- Opposite wide player makes a run to the back post to meet an overhit cross or better yet be an option to convert from the back post.
- Central-midfielders, to follow in on the edge of the box, to offer a cut-back option and anticipate loose balls to either attack or help re-circulate possession out wide.
- If the CM wins possession, he can play a pass out to wide channel away from pressure to help his team attack another cross into the box.
- Should the defensive team win the possession and transition to attack, the Blue team must react quickly and offer options to counter-attack, especially in wide areas to help the attacking team score against a stretched and disorganised defence.
To get success in this topic, it may take some time. Allow the players to enjoy it and own it, yes the topic will offer a coach many chances to step in and coach, however, try to limit your stoppages to the bare minimum unless there is a repetitive gleaning error. Players will learn from their mistakes if we let them allow the players the opportunity to discuss and share in their groups during and at the end of each session what they were doing right and what they can do to improve in certain aspects.

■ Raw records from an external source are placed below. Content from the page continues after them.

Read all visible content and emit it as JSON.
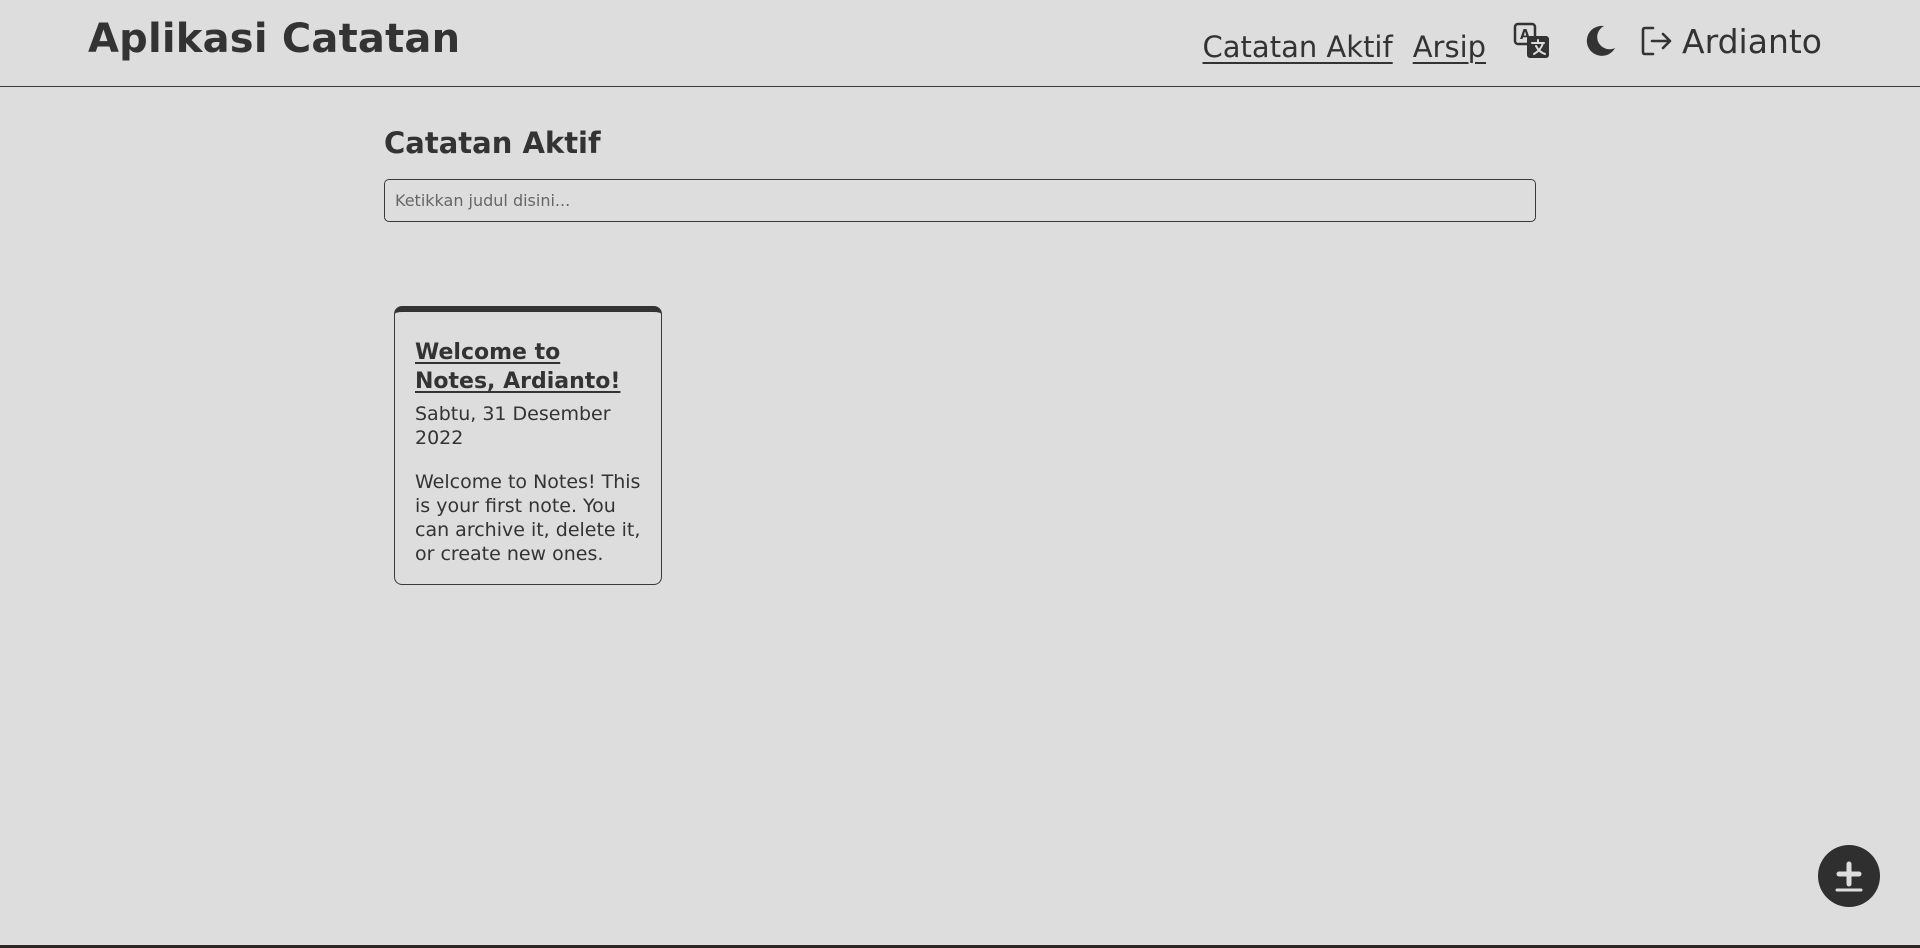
{
  "header": {
    "brand": "Aplikasi Catatan",
    "nav": {
      "active_notes": "Catatan Aktif",
      "archive": "Arsip"
    },
    "user": {
      "name": "Ardianto"
    },
    "icons": [
      "translate-icon",
      "moon-icon",
      "logout-icon"
    ]
  },
  "main": {
    "title": "Catatan Aktif",
    "search": {
      "value": "",
      "placeholder": "Ketikkan judul disini..."
    },
    "notes": [
      {
        "title": "Welcome to Notes, Ardianto!",
        "date": "Sabtu, 31 Desember 2022",
        "body": "Welcome to Notes! This is your first note. You can archive it, delete it, or create new ones."
      }
    ]
  },
  "fab": {
    "icon": "add-icon"
  },
  "colors": {
    "background": "#dddddd",
    "text": "#333333",
    "accent": "#2f2f2f"
  }
}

There is a high degree in skill involved in each component to crossing and finishing, so long as we take care of the technical capacities first the tactical aspect will follow with ease. A useful strategy with players is to give them targets of improved conversion rates in the unopposed practices and games over a course of time. Whether that is seeking marginal improvements in the same session or improving conversion by 10-30% over the entire training block is at your discretion.